Italy, in 2018, confirms its position as the 4th paper manufacturer in Europe, with more than 9 million tons, of which 57% are produced (circularity rate, i.e. the ratio between secondary raw material and paper production) using recycled paper; in the packaging sector, however, the figure is as high as 80%, reaching the new recycling goal of the Community Directive, still to be implemented. Moreover paper is the most collected fraction among urban waste and gives a fundamental contribution to waste management and the Circular Economy in the country.
«Paper is an example of circular bio-economy because it is renewable and recyclable, but also the expression of a culture which leads our entrepreneurs to investing 5.9% of the turnover domestically, with a positive environmental and social impact for our country», said the president of Assocarta (the trade organisation grouping and working on behalf of the Italian Paper Industry representing pulp, paper and board manufacturing companies in Italy) Girolamo Marchiopening the Annual Meeting of the Association in June. «It is unbelievable that Italy should still be the second manufacturing country in Europe, and its investments are actually at a standstill. Concrete Circular Economy projects are held hostage by relentless amount of red tape. Not only is it impossible to recover waste for recycling, but not even to increase paper recycling.

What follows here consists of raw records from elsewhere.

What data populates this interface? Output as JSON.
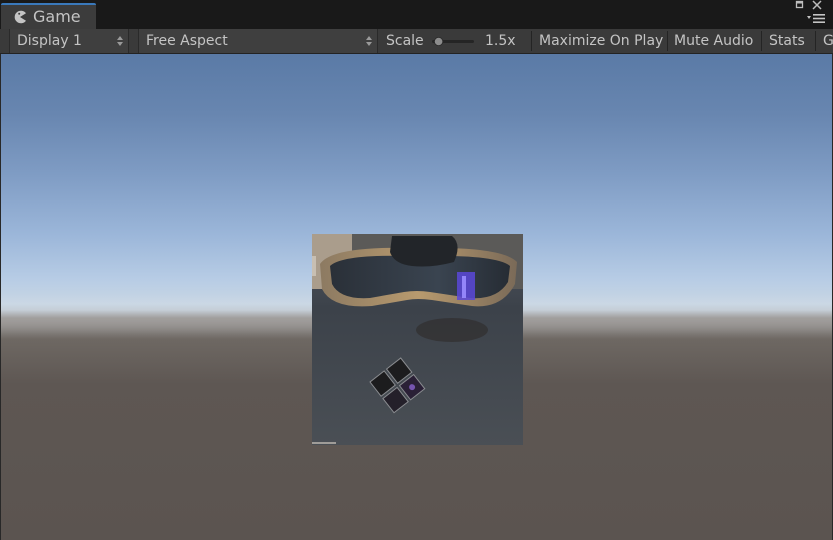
{
  "window": {
    "tab_label": "Game",
    "tab_icon": "pacman-icon"
  },
  "toolbar": {
    "display": {
      "label": "Display 1",
      "icon": "up-down-arrows-icon"
    },
    "aspect": {
      "label": "Free Aspect",
      "icon": "up-down-arrows-icon"
    },
    "scale": {
      "label": "Scale",
      "value_text": "1.5x",
      "slider_fraction": 0.1
    },
    "maximize_on_play": "Maximize On Play",
    "mute_audio": "Mute Audio",
    "stats": "Stats",
    "gizmos_clipped": "G"
  },
  "colors": {
    "tab_accent": "#3a79bb",
    "toolbar_bg": "#3a3a3a",
    "text": "#c4c4c4",
    "sky_top": "#5a7aa6",
    "horizon": "#c8d6e4",
    "ground": "#5b5450"
  },
  "scene": {
    "textured_quad": "photo-quad"
  }
}
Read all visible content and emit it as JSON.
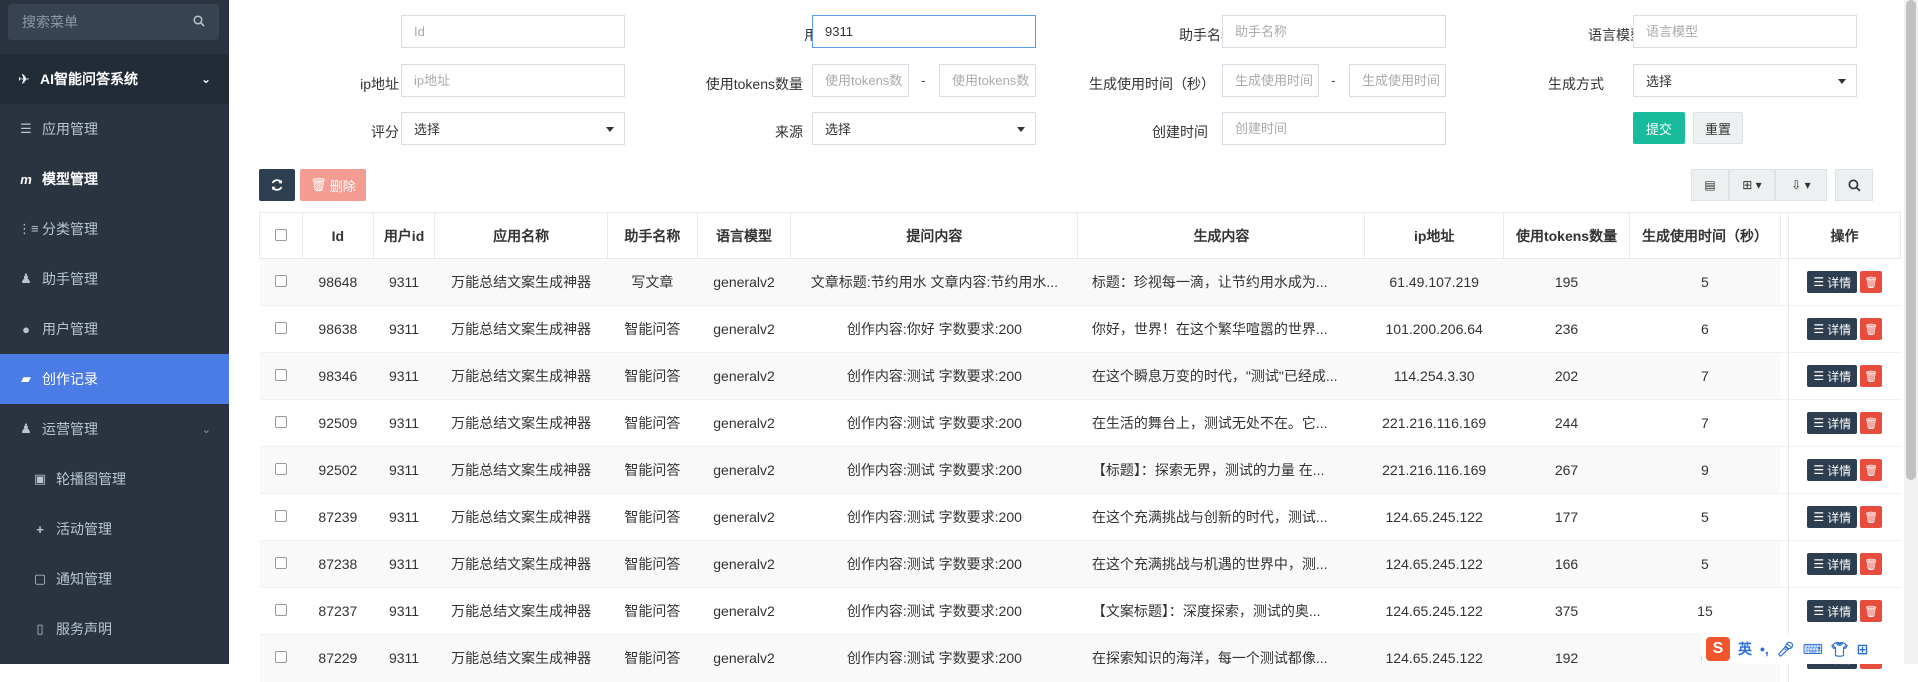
{
  "sidebar": {
    "search_placeholder": "搜索菜单",
    "group_title": "AI智能问答系统",
    "items": [
      {
        "label": "应用管理",
        "icon": "menu-icon"
      },
      {
        "label": "模型管理",
        "icon": "model-icon"
      },
      {
        "label": "分类管理",
        "icon": "category-icon"
      },
      {
        "label": "助手管理",
        "icon": "assistant-icon"
      },
      {
        "label": "用户管理",
        "icon": "user-icon"
      },
      {
        "label": "创作记录",
        "icon": "folder-open-icon"
      },
      {
        "label": "运营管理",
        "icon": "operation-icon"
      },
      {
        "label": "轮播图管理",
        "icon": "image-icon"
      },
      {
        "label": "活动管理",
        "icon": "plus-icon"
      },
      {
        "label": "通知管理",
        "icon": "notice-icon"
      },
      {
        "label": "服务声明",
        "icon": "document-icon"
      }
    ]
  },
  "filters": {
    "id_label": "Id",
    "id_placeholder": "Id",
    "userid_label": "用户id",
    "userid_value": "9311",
    "assistant_label": "助手名称",
    "assistant_placeholder": "助手名称",
    "model_label": "语言模型",
    "model_placeholder": "语言模型",
    "ip_label": "ip地址",
    "ip_placeholder": "ip地址",
    "tokens_label": "使用tokens数量",
    "tokens_placeholder": "使用tokens数",
    "duration_label": "生成使用时间（秒）",
    "duration_placeholder": "生成使用时间",
    "mode_label": "生成方式",
    "mode_value": "选择",
    "rating_label": "评分",
    "rating_value": "选择",
    "source_label": "来源",
    "source_value": "选择",
    "created_label": "创建时间",
    "created_placeholder": "创建时间",
    "dash": "-",
    "submit": "提交",
    "reset": "重置"
  },
  "toolbar": {
    "delete": "删除"
  },
  "table": {
    "headers": [
      "Id",
      "用户id",
      "应用名称",
      "助手名称",
      "语言模型",
      "提问内容",
      "生成内容",
      "ip地址",
      "使用tokens数量",
      "生成使用时间（秒）",
      "操作"
    ],
    "detail_label": "详情",
    "rows": [
      {
        "id": "98648",
        "uid": "9311",
        "app": "万能总结文案生成神器",
        "assistant": "写文章",
        "model": "generalv2",
        "question": "文章标题:节约用水 文章内容:节约用水...",
        "content": "标题：珍视每一滴，让节约用水成为...",
        "ip": "61.49.107.219",
        "tokens": "195",
        "time": "5"
      },
      {
        "id": "98638",
        "uid": "9311",
        "app": "万能总结文案生成神器",
        "assistant": "智能问答",
        "model": "generalv2",
        "question": "创作内容:你好 字数要求:200",
        "content": "你好，世界！在这个繁华喧嚣的世界...",
        "ip": "101.200.206.64",
        "tokens": "236",
        "time": "6"
      },
      {
        "id": "98346",
        "uid": "9311",
        "app": "万能总结文案生成神器",
        "assistant": "智能问答",
        "model": "generalv2",
        "question": "创作内容:测试 字数要求:200",
        "content": "在这个瞬息万变的时代，\"测试\"已经成...",
        "ip": "114.254.3.30",
        "tokens": "202",
        "time": "7"
      },
      {
        "id": "92509",
        "uid": "9311",
        "app": "万能总结文案生成神器",
        "assistant": "智能问答",
        "model": "generalv2",
        "question": "创作内容:测试 字数要求:200",
        "content": "在生活的舞台上，测试无处不在。它...",
        "ip": "221.216.116.169",
        "tokens": "244",
        "time": "7"
      },
      {
        "id": "92502",
        "uid": "9311",
        "app": "万能总结文案生成神器",
        "assistant": "智能问答",
        "model": "generalv2",
        "question": "创作内容:测试 字数要求:200",
        "content": "【标题】：探索无界，测试的力量 在...",
        "ip": "221.216.116.169",
        "tokens": "267",
        "time": "9"
      },
      {
        "id": "87239",
        "uid": "9311",
        "app": "万能总结文案生成神器",
        "assistant": "智能问答",
        "model": "generalv2",
        "question": "创作内容:测试 字数要求:200",
        "content": "在这个充满挑战与创新的时代，测试...",
        "ip": "124.65.245.122",
        "tokens": "177",
        "time": "5"
      },
      {
        "id": "87238",
        "uid": "9311",
        "app": "万能总结文案生成神器",
        "assistant": "智能问答",
        "model": "generalv2",
        "question": "创作内容:测试 字数要求:200",
        "content": "在这个充满挑战与机遇的世界中，测...",
        "ip": "124.65.245.122",
        "tokens": "166",
        "time": "5"
      },
      {
        "id": "87237",
        "uid": "9311",
        "app": "万能总结文案生成神器",
        "assistant": "智能问答",
        "model": "generalv2",
        "question": "创作内容:测试 字数要求:200",
        "content": "【文案标题】：深度探索，测试的奥...",
        "ip": "124.65.245.122",
        "tokens": "375",
        "time": "15"
      },
      {
        "id": "87229",
        "uid": "9311",
        "app": "万能总结文案生成神器",
        "assistant": "智能问答",
        "model": "generalv2",
        "question": "创作内容:测试 字数要求:200",
        "content": "在探索知识的海洋，每一个测试都像...",
        "ip": "124.65.245.122",
        "tokens": "192",
        "time": "6"
      }
    ]
  },
  "ime": {
    "lang": "英"
  },
  "colors": {
    "sidebar_bg": "#2a3340",
    "active": "#4b7be5",
    "submit": "#18bc9c",
    "danger": "#e74c3c",
    "dark_btn": "#2c3e50"
  }
}
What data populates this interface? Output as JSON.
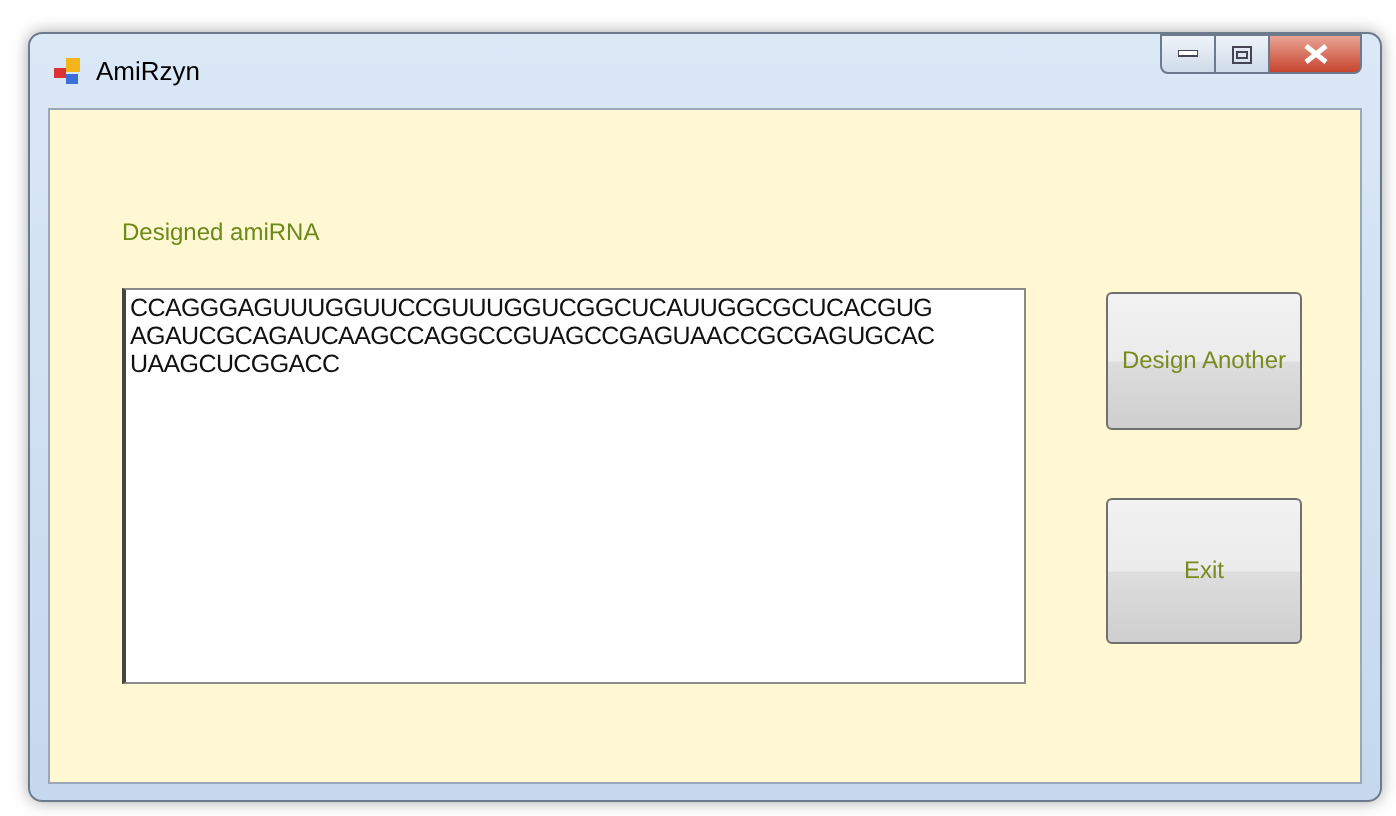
{
  "window": {
    "title": "AmiRzyn"
  },
  "label": "Designed amiRNA",
  "sequence": {
    "lines": [
      "CCAGGGAGUUUGGUUCCGUUUGGUCGGCUCAUUGGCGCUCACGUG",
      "AGAUCGCAGAUCAAGCCAGGCCGUAGCCGAGUAACCGCGAGUGCAC",
      "UAAGCUCGGACC"
    ]
  },
  "buttons": [
    "Design Another",
    "Exit"
  ]
}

We are not drowning in quicksand, but in slow-sand».
A sector which has been able to contain the effects of the crisis
A sector which in the past has been able to contain the effects of the crisis and is trying to build relaunch strategies is now faced with two hindrances to competitiveness: higher cost of gas and the lack of recycling installations to manage waste. The paper industry is energy-intensive and uses gas, the best fuel overall, at prices which are 15% higher than those of foreign competitors. According to a survey carried out by the European trade association (Cepi), the first five countries using the largest amount of natural gas in Europe (including Italy) put on the market 70% of recycled paper, and the figure increases to 83% if we extend the survey to the first seven. It is thus fair to say that gas also plays a fundamental role in the circular economy of paper.
The figures of the Italian paper industry
The paper industry ends the year 2018 with a 7.7 billion turnover (+4.2% 2018/2017) and 9.1 million production (+0.1%). A positive trend was shown by packaging and special papers, stable in the case paper for hygiene and toilet use. The domestic share destined to foreign markets dropped from 44.7% (2017, all-time high), to 42,7%, with a similar trend for all types, except for the export of paper for hygiene and toilet use (+3.1%).
In the first three months of 2019 production (-2%) and turnover (-2.2%) have dropped compared to the good levels for the same period in 2018. Graphic papers have gone down; hygiene and toilet paper remained stable; a growth was recorded for packaging but at a slower level than the previous year. Over the past few months the prices of cellulose have gone down: using as reference 2016 with its 650 dollars, there has been a shift from 1050 in November (+400 dollars) to 930 in April this year (+280 dollars above the 2016 values). The level remains high, despite this reduction.
Improving the competitive setting for Italian paper manufacturers
«We are asking the Government to intervene to reduce this ‘spread’ and act on the para-fiscal components which are gradually increasing. At European and domestic level it is urgent to reset the price gap between Italy and Europe, both through the final launch of the reduction mechanism of para-fiscal charges and by extending the connections with Northern Europe (TENP) and the Balkans (TAP)» concludes Marchi.
Just as urgent is the implementation of the principles in the circular economy package, preserving the structure of Government Decree no. 152/2006 as regards sustainability systems for the manufacturer (Conai/Comieco), as well as including concrete measures for the recovery of recycling waste, for example a steering group including Administrations and Ministries in charge, and the obligation to consider the latter in territorial planning as waste which is just the same as urban waste from a technology perspective; the forthcoming launch of an EoW (End of Waste) for paper to improve the current Secondary Raw Material system.
Also at national level attention should be paid to implementing the same measures which some of our main competitor countries have introduced to compensate for indirect costs incurred by companies due to the Carbon Leakage risk in the ETS sector, thus removing a further disadvantage for our companies.